While attending a recent business marketing conference, two things really struck me. First, direct mail not only lives, but thrives. Indeed, how do you drive Web traffic? Snail mail! Who wants a print catalog? Web browsers!
Second, what do customers do when they want to order? They pick up the phone and call.
My point isn’t that they use the phone, but rather what occurs—or at least, should occur—during the call. And it isn’t some idealized version of customer relationship management. Rather, they want simple, old fashioned customer service.
Let me illustrate with an example from my own catalog-shopping experience. There’s a reason I use a specific office supply cataloger. Every time I call the cataloger’s toll-free number, I test the customer service reps (CSRs) in slightly different ways.
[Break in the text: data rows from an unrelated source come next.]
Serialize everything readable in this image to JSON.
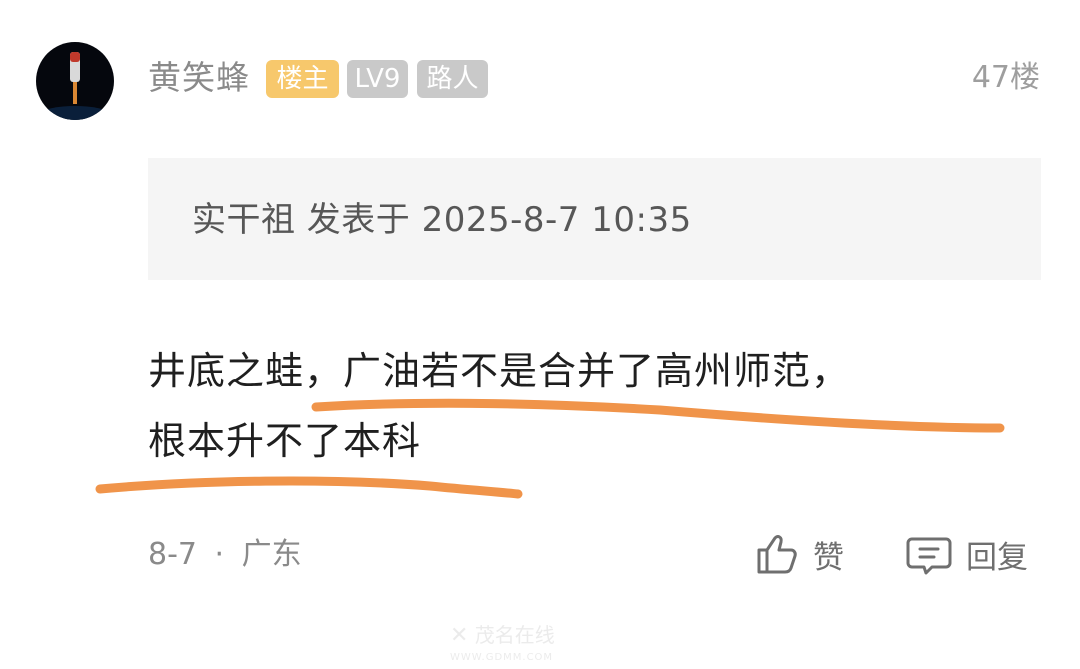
{
  "post": {
    "username": "黄笑蜂",
    "badges": {
      "host": "楼主",
      "level": "LV9",
      "role": "路人"
    },
    "floor": "47楼",
    "quote": {
      "text": "实干祖 发表于 2025-8-7 10:35"
    },
    "content": {
      "line1": "井底之蛙，广油若不是合并了高州师范，",
      "line2": "根本升不了本科"
    },
    "meta": {
      "date": "8-7",
      "separator": "·",
      "location": "广东"
    },
    "actions": {
      "like_label": "赞",
      "reply_label": "回复"
    },
    "watermark": {
      "text": "茂名在线",
      "sub": "WWW.GDMM.COM"
    }
  },
  "colors": {
    "highlight": "#f0944a",
    "badge_host": "#f7c86c",
    "badge_gray": "#c9c9c9",
    "quote_bg": "#f5f5f5"
  },
  "icons": [
    "avatar-image",
    "thumbs-up-icon",
    "comment-icon",
    "site-logo-icon"
  ]
}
The last time I ordered, I told the CSR I couldn’t remember the type of toner cartridge my printer takes. By keying in my last name and ZIP code, the rep had my full record in less than 10 seconds. By the time I hung up, I had spent money and was smiling.
Even Government Buyers Want Customer Service
In my consulting practice, I work with clients who want to sell to the federal government. Everyone thinks selling to government officials is all about price. I don’t want to dispel that notion, because margins are somewhat tighter in the public sector. But in a recent survey by Market Connections, customer service ranked No. 1 for the second consecutive year. Price ranked eighth.
Why is customer satisfaction so important even when you’re selling to government officials? Because it’s about customer satisfaction—regardless of the market. While I was at the earlier-mentioned conference, I participated in Michael Brown’s telemarketing panel in which we offered attendees 50 marketing tips. My first idea: Hire nice people. You can teach nice people to sell; you can’t teach rude sellers to be nice. All around the room heads were nodding in agreement.
Everyone should read the book “Building Customer Loyalty,” written by Joanna Brandi. It deals directly with what we all know: 80 percent of your business comes from about 20 percent of your client base. Brandi outlines how you should treat that 20 percent of your customers differently to keep them coming back.
“Building Customer Loyalty” is a how-to book with 21 action points, or “essential elements in action.” These are especially helpful because the author accompanies each element with real-world examples. If these truths were self-evident, more company executives might be doing them—except it takes a corporate culture that fosters such behavior. This is where many companies fall short.
I was giving a session for the senior management team at a major government contractor a while back, and to illustrate a point, I made two calls on the speakerphone in the conference room. I previously had bought products from the contractor, so I had a customer ID number. I called the toll-free number, and after more than 90 seconds of waiting and listening to inane commercials, I hung up.
Then I called my favorite office supply cataloger. I got a live operator on the third ring. I intentionally didn’t give my customer ID number, but with my last name and ZIP code, I was able to place an order and get off the phone in less than two minutes. The last question my cataloger asked before I hung up was: “Do you need it today, or is tomorrow OK?”
This was an enlightening experience for the executives in my seminar. At that time they didn’t have, and still don’t have, the corporate culture to rival my cataloger. By acting on some of these simple ideas you may, in time, watch your customer retention rates increase.
Mark Amtower is a partner at Amtower & Co., a government marketing consulting firm. He can be reached at firstname.lastname@example.org.